Counterproductive behaviors are those that take us away from our goals and can be self-sabotaging. They can be any behavior that results in something we don't want, even if the desired goal is achieved. Self-destructive behaviors (SDB) are part of the wiring of the brain-cognitive-behavioural-emotional-body system and can be difficult to break free from. Psychologists have identified several things that lead to counterproductive behaviors, but more can be learned about what these behaviors have in common and how to reduce their impact on our lives.
People who engage in counterproductive behavior often feel a threat to their ego or self-esteem, and there is usually some element of moodiness involved. It is possible to achieve our goals of eliminating counterproductive behaviors and promoting life-giving behaviors. Gregory and Lori Boothroyd state that counterproductive behaviors are any behavior or attitude that a person uses to such an extent that it diminishes the best possible life for that person. Social psychologists began to think of self-destructive behaviors as a class of behavior in the late 1980s.
Some common counterproductive behaviors represent a combination of counterproductive behavior and compensation. To break free from them, let's take a closer look at the three main traits that drain energy, kill ambition, and derail happiness that I've seen in my psychotherapy practice over the past 25 years: erroneous conclusions, self-limiting beliefs, fears, choices, techniques, prices, minimizers, and repudiation. Given the complexity of human beings, there are ways in which what seems counterproductive undoubtedly feels self-amplifying if we can enter into the subjective experience of that other person.

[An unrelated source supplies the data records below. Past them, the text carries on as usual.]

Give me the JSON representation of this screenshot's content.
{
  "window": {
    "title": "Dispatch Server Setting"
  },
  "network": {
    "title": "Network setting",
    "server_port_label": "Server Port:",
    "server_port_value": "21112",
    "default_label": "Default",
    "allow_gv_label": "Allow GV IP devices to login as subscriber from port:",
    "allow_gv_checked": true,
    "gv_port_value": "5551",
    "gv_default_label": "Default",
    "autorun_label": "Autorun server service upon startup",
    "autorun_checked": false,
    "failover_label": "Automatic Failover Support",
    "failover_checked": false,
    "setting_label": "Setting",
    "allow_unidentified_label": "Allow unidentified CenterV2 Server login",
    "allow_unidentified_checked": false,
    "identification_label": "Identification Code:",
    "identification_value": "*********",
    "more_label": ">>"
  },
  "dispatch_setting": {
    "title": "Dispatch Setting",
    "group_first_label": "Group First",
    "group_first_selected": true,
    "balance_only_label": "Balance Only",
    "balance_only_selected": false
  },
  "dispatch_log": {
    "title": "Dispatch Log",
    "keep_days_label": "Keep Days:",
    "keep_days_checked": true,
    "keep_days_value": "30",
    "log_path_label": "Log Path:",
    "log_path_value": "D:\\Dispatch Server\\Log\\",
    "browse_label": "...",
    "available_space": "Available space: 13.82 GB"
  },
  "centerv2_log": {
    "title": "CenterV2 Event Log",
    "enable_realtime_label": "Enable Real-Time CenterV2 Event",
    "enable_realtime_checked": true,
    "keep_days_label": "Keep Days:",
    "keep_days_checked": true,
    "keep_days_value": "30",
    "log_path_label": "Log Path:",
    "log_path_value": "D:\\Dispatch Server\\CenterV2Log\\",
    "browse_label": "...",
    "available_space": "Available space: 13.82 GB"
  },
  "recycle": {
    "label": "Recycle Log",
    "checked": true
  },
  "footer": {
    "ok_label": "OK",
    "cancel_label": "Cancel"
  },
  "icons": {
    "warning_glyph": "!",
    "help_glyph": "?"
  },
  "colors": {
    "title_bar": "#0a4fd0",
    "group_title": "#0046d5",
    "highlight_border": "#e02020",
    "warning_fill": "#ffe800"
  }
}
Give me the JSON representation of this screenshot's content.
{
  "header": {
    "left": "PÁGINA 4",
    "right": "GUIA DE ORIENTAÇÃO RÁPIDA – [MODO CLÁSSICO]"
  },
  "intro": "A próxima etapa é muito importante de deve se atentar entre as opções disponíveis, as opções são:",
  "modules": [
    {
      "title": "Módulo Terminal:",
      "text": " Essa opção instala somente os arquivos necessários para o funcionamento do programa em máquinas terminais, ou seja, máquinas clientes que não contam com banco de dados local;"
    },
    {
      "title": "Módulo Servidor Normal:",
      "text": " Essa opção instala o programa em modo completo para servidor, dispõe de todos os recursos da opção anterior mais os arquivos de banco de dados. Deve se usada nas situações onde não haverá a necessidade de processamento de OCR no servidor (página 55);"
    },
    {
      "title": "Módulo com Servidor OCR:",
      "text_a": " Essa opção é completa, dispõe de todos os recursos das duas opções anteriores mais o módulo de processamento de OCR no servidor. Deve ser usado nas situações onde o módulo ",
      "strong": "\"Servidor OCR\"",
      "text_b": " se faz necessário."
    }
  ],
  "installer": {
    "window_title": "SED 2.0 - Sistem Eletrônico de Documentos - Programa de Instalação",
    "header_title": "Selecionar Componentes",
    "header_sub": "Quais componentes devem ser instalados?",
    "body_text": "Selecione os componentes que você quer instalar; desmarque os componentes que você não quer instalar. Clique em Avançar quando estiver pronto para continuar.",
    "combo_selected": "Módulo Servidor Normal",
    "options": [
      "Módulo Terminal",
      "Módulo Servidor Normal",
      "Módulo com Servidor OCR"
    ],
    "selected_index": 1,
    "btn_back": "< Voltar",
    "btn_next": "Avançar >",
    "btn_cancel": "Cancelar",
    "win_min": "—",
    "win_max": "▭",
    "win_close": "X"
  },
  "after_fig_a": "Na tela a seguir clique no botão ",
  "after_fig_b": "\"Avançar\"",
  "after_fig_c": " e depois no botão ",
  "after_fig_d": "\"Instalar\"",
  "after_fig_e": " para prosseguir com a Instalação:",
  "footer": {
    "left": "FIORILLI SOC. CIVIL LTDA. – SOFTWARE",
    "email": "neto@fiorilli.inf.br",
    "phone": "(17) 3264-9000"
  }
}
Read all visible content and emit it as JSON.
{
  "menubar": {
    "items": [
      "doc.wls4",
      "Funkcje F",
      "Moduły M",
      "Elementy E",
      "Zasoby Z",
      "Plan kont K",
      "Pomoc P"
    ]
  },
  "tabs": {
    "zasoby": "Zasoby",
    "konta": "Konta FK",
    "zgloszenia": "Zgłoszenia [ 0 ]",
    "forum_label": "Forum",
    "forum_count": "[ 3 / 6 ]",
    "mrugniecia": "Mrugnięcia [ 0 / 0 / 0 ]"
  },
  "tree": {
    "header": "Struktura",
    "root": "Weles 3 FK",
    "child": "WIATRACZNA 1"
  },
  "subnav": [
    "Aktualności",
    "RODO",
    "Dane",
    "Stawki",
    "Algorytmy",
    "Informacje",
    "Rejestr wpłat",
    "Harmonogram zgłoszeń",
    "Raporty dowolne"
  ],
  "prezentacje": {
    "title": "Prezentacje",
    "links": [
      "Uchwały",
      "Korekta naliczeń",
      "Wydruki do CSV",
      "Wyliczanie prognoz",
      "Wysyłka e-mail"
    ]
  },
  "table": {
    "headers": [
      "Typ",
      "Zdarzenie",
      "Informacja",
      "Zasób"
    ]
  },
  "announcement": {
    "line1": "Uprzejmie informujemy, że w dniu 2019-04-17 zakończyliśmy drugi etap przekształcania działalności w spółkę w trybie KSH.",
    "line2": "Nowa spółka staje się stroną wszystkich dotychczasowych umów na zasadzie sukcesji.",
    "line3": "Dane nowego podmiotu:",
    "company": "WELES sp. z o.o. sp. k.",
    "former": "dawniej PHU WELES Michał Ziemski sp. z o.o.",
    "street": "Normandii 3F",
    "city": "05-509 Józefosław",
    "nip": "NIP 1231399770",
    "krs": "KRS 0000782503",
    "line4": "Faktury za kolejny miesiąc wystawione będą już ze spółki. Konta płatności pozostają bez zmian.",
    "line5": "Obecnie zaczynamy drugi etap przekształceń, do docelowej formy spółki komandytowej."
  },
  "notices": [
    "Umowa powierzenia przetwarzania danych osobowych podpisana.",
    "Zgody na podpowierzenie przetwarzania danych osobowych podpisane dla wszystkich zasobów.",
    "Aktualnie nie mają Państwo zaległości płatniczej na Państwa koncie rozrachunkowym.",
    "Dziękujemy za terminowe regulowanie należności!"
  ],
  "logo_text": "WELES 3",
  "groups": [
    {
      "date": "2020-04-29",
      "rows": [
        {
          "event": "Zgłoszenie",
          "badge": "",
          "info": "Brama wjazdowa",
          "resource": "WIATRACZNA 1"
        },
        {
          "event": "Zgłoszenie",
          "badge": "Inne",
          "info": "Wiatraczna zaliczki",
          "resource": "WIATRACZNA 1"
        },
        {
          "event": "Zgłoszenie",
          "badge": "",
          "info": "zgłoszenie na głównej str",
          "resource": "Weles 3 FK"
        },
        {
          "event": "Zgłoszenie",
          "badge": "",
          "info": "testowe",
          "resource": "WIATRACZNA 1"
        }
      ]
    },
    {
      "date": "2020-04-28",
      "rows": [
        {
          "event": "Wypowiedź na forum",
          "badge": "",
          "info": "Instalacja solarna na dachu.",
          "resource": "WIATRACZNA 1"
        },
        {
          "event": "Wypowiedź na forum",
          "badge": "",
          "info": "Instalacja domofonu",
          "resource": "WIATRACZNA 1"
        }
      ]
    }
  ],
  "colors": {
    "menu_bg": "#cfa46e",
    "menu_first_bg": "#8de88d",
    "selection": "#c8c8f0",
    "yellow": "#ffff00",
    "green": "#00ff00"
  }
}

The reader is referred to the broader topic of the self.
Difficult as it may seem, it is possible to achieve our goals of eliminating counterproductive behaviors and promoting life-giving behaviors.